Conditionals & Detecting button presses
Now the class is moving onto buttons, they need to be able to use conditions in Python. These let a program do different things depending on what's happening.
Students will learn:
- Conditional statements,
- How to write a conditional in Python,
- Build a button circuit,
- Detect a button press with Python.
Conditional Tree : 15 minutes
You'll need some room to play this physical game. Outside works well!
- Ask the class for some True or False questions eg: Are you a boy?, Do you get driven to school?
- Get 3 of these questions, and write them each on a piece of paper,
- Get 3 volunteers to be the conditionals, they will each be assigned one of the above questions.
Stand the the conditionals so one is at the front, then the other 2 are behind in a v shape. The rest of the class line up and one by one they go through the ‘tree’. Their personal answer will direct them to the next conditional. If the answer is True; go left, and if False; right.
- Works well with a whole class,
- Having cones at the points of a tree helps to structure the game. For 3 conditionals, you’d need 7 cones, 3 for the conditions and 4 for the possible outcomes,
- Sometimes students forget which way to go, so having True and False with arrows on the paper can help.
Setup the Pi : 5 minutes
Setup the Pi and get logged in.
Detect a button with Python : 10 minutes
- Ask the students to look at the code in their handout and predict what will happen.
- Explain that the
if and the
else are doing the same task as the people in the conditional tree game.
- This is the part that allows the code to do 2 different things depending on whether the button is pressed.
- Ask them to start Idle as the super user as before, and copy the code into a new file called
Build the circuit : 10 minutes
Ask the students to identify pin 16 on the Pi (8 down on the right hand side). Ask the students to build the circuit shown in the handout.
Run the code : 10 minutes
Ask the students to test their prediction by running the code. Students will discover that the code only checks the button once. They'll have to hold the button before starting the program to ever see the message that the button is pressed.

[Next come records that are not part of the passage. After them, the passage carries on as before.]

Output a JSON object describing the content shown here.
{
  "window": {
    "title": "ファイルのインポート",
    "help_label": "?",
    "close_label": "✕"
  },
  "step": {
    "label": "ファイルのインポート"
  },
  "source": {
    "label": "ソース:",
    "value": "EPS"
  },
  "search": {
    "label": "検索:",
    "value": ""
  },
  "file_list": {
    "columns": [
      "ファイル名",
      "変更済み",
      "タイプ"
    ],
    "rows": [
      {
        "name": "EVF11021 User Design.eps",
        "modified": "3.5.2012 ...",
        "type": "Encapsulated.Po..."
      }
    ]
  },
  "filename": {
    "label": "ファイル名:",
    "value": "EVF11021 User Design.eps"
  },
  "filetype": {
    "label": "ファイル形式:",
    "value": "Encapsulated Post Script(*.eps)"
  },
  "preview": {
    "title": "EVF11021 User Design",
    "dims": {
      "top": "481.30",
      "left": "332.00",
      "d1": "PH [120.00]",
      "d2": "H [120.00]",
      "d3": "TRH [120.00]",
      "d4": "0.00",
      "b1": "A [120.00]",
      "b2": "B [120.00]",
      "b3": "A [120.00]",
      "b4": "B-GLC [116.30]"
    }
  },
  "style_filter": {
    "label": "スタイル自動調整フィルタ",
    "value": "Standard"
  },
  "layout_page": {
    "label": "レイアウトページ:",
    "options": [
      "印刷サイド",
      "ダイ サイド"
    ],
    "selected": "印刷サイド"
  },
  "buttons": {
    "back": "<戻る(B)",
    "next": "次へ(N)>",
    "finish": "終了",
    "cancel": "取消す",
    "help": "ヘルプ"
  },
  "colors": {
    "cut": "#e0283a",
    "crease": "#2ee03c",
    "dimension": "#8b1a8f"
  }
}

Ask the students to modify the code, adding a loop so that the program is checking continuously if the button is pressed. If they are stuck as them to look at the loop in the
stopwatch.py examples. The cheat sheet also has a looping example.
Once the students have done added a loop, ask them to look at the little box in the bottom right corner of the screen that shows CPU usage. They'll see that when they run the program the CPU is working at 100%!
They can reduce CPU usage by including a small delay in our loop. The smaller the delay the harder the Pi has to work. Ask the students to add a delay and experiment with delay times. If they forgot how to do a delay then they can check their
flash.py code. Try different lengths of delay. Is there a problem with increasing the delay too much? If it's too big then they might miss a button press.
This code adds the loop to continuously check the button, and reduces CPU usage by using
time.sleep() to add a small delay.
import RPi.GPIO as GPIO
button_pin = 16
#set the pin to be high to start, low when pressed
#check if the button is pressed
if GPIO.input(button_pin) == False:
print("button not pressed")
#small delay to reduce CPU usage
Pack away : 5 minutes
Pack away the Pi.
- Read this webpage on the one button audio book: http://bit.ly/1-bab,
- Come up with an idea for a project that involves an LED and a button. Draw a picture of the circuit and describe how the software will work.
- Understand what a conditional statement is,
- Have built a circuit that connects a button to the Pi,
- Have run some Python code that can detect a button press.
- Understand that they need to check the button over and over with a loop.
- Have reduced CPU usage by using a small delay in the loop.